[Supplied records]

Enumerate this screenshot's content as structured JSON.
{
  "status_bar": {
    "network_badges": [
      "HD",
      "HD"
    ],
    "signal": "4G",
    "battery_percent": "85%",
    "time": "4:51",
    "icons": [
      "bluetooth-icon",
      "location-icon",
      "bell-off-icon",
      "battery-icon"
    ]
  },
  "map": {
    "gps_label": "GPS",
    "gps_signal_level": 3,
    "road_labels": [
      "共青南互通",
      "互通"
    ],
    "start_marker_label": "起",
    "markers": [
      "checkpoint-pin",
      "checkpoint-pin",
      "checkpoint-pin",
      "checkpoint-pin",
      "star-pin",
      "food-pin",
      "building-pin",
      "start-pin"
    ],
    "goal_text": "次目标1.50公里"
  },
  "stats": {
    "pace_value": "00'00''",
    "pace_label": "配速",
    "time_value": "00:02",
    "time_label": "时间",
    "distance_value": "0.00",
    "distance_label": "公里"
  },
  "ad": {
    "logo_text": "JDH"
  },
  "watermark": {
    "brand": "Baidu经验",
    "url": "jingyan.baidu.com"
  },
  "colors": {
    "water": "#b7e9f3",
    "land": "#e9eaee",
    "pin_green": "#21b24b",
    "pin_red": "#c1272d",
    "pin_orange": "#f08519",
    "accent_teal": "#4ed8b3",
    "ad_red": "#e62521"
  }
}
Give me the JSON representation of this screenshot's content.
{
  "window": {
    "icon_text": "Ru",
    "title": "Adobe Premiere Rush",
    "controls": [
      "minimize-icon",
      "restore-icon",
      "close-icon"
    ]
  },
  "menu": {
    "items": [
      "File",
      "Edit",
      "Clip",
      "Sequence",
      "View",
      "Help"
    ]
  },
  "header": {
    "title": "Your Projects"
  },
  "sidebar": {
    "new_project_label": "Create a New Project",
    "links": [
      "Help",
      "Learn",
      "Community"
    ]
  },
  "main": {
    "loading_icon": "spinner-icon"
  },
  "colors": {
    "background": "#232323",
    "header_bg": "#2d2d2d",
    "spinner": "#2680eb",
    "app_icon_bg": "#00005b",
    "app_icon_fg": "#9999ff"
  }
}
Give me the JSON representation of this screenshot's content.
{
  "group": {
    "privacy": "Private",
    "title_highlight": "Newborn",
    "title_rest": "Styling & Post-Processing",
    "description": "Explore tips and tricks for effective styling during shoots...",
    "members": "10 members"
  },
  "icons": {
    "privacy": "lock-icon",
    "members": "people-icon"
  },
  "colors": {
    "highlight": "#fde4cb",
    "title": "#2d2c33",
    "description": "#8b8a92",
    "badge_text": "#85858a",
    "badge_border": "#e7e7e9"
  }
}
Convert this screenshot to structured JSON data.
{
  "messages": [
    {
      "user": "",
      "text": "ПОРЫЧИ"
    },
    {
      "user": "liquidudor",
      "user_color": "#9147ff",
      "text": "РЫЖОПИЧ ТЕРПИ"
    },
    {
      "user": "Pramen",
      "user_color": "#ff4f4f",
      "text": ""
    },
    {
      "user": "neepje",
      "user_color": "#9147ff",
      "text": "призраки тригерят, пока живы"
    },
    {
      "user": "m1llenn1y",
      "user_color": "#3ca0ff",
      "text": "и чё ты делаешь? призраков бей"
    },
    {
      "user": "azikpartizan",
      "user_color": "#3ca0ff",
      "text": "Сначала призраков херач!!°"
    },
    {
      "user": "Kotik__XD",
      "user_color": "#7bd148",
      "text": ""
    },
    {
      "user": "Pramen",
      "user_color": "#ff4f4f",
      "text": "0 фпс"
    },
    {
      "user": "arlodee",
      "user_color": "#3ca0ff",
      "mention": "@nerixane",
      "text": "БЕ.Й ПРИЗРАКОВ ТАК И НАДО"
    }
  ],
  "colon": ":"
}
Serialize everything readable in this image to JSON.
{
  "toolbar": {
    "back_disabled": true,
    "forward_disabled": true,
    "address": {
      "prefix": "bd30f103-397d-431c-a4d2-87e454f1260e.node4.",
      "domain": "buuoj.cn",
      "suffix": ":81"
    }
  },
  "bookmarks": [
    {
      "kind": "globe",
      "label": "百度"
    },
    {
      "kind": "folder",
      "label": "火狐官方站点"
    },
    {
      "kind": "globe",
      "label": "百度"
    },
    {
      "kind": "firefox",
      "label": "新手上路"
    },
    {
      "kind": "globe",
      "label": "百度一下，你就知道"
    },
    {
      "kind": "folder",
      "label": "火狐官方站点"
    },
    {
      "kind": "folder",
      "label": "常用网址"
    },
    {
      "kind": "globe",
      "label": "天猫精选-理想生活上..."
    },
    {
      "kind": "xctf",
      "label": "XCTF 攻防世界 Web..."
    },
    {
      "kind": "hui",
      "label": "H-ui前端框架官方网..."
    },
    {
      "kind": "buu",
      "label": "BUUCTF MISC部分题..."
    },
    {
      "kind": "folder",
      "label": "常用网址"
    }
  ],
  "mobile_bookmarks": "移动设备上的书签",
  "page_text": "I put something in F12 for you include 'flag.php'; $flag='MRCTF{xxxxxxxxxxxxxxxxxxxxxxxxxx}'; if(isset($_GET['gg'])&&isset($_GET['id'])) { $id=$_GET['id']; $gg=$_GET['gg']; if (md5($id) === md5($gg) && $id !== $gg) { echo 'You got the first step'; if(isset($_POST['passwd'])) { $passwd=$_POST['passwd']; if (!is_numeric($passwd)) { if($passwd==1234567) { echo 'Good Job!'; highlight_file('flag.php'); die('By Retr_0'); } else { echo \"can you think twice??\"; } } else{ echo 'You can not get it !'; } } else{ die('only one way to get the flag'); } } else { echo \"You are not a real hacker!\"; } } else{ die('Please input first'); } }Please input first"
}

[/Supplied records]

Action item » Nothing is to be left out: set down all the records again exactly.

Written solution »
Enumerate this screenshot's content as structured JSON.
{
  "status_bar": {
    "network_badges": [
      "HD",
      "HD"
    ],
    "signal": "4G",
    "battery_percent": "85%",
    "time": "4:51",
    "icons": [
      "bluetooth-icon",
      "location-icon",
      "bell-off-icon",
      "battery-icon"
    ]
  },
  "map": {
    "gps_label": "GPS",
    "gps_signal_level": 3,
    "road_labels": [
      "共青南互通",
      "互通"
    ],
    "start_marker_label": "起",
    "markers": [
      "checkpoint-pin",
      "checkpoint-pin",
      "checkpoint-pin",
      "checkpoint-pin",
      "star-pin",
      "food-pin",
      "building-pin",
      "start-pin"
    ],
    "goal_text": "次目标1.50公里"
  },
  "stats": {
    "pace_value": "00'00''",
    "pace_label": "配速",
    "time_value": "00:02",
    "time_label": "时间",
    "distance_value": "0.00",
    "distance_label": "公里"
  },
  "ad": {
    "logo_text": "JDH"
  },
  "watermark": {
    "brand": "Baidu经验",
    "url": "jingyan.baidu.com"
  },
  "colors": {
    "water": "#b7e9f3",
    "land": "#e9eaee",
    "pin_green": "#21b24b",
    "pin_red": "#c1272d",
    "pin_orange": "#f08519",
    "accent_teal": "#4ed8b3",
    "ad_red": "#e62521"
  }
}
Give me the JSON representation of this screenshot's content.
{
  "window": {
    "icon_text": "Ru",
    "title": "Adobe Premiere Rush",
    "controls": [
      "minimize-icon",
      "restore-icon",
      "close-icon"
    ]
  },
  "menu": {
    "items": [
      "File",
      "Edit",
      "Clip",
      "Sequence",
      "View",
      "Help"
    ]
  },
  "header": {
    "title": "Your Projects"
  },
  "sidebar": {
    "new_project_label": "Create a New Project",
    "links": [
      "Help",
      "Learn",
      "Community"
    ]
  },
  "main": {
    "loading_icon": "spinner-icon"
  },
  "colors": {
    "background": "#232323",
    "header_bg": "#2d2d2d",
    "spinner": "#2680eb",
    "app_icon_bg": "#00005b",
    "app_icon_fg": "#9999ff"
  }
}
Give me the JSON representation of this screenshot's content.
{
  "group": {
    "privacy": "Private",
    "title_highlight": "Newborn",
    "title_rest": "Styling & Post-Processing",
    "description": "Explore tips and tricks for effective styling during shoots...",
    "members": "10 members"
  },
  "icons": {
    "privacy": "lock-icon",
    "members": "people-icon"
  },
  "colors": {
    "highlight": "#fde4cb",
    "title": "#2d2c33",
    "description": "#8b8a92",
    "badge_text": "#85858a",
    "badge_border": "#e7e7e9"
  }
}
Convert this screenshot to structured JSON data.
{
  "messages": [
    {
      "user": "",
      "text": "ПОРЫЧИ"
    },
    {
      "user": "liquidudor",
      "user_color": "#9147ff",
      "text": "РЫЖОПИЧ ТЕРПИ"
    },
    {
      "user": "Pramen",
      "user_color": "#ff4f4f",
      "text": ""
    },
    {
      "user": "neepje",
      "user_color": "#9147ff",
      "text": "призраки тригерят, пока живы"
    },
    {
      "user": "m1llenn1y",
      "user_color": "#3ca0ff",
      "text": "и чё ты делаешь? призраков бей"
    },
    {
      "user": "azikpartizan",
      "user_color": "#3ca0ff",
      "text": "Сначала призраков херач!!°"
    },
    {
      "user": "Kotik__XD",
      "user_color": "#7bd148",
      "text": ""
    },
    {
      "user": "Pramen",
      "user_color": "#ff4f4f",
      "text": "0 фпс"
    },
    {
      "user": "arlodee",
      "user_color": "#3ca0ff",
      "mention": "@nerixane",
      "text": "БЕ.Й ПРИЗРАКОВ ТАК И НАДО"
    }
  ],
  "colon": ":"
}
Serialize everything readable in this image to JSON.
{
  "toolbar": {
    "back_disabled": true,
    "forward_disabled": true,
    "address": {
      "prefix": "bd30f103-397d-431c-a4d2-87e454f1260e.node4.",
      "domain": "buuoj.cn",
      "suffix": ":81"
    }
  },
  "bookmarks": [
    {
      "kind": "globe",
      "label": "百度"
    },
    {
      "kind": "folder",
      "label": "火狐官方站点"
    },
    {
      "kind": "globe",
      "label": "百度"
    },
    {
      "kind": "firefox",
      "label": "新手上路"
    },
    {
      "kind": "globe",
      "label": "百度一下，你就知道"
    },
    {
      "kind": "folder",
      "label": "火狐官方站点"
    },
    {
      "kind": "folder",
      "label": "常用网址"
    },
    {
      "kind": "globe",
      "label": "天猫精选-理想生活上..."
    },
    {
      "kind": "xctf",
      "label": "XCTF 攻防世界 Web..."
    },
    {
      "kind": "hui",
      "label": "H-ui前端框架官方网..."
    },
    {
      "kind": "buu",
      "label": "BUUCTF MISC部分题..."
    },
    {
      "kind": "folder",
      "label": "常用网址"
    }
  ],
  "mobile_bookmarks": "移动设备上的书签",
  "page_text": "I put something in F12 for you include 'flag.php'; $flag='MRCTF{xxxxxxxxxxxxxxxxxxxxxxxxxx}'; if(isset($_GET['gg'])&&isset($_GET['id'])) { $id=$_GET['id']; $gg=$_GET['gg']; if (md5($id) === md5($gg) && $id !== $gg) { echo 'You got the first step'; if(isset($_POST['passwd'])) { $passwd=$_POST['passwd']; if (!is_numeric($passwd)) { if($passwd==1234567) { echo 'Good Job!'; highlight_file('flag.php'); die('By Retr_0'); } else { echo \"can you think twice??\"; } } else{ echo 'You can not get it !'; } } else{ die('only one way to get the flag'); } } else { echo \"You are not a real hacker!\"; } } else{ die('Please input first'); } }Please input first"
}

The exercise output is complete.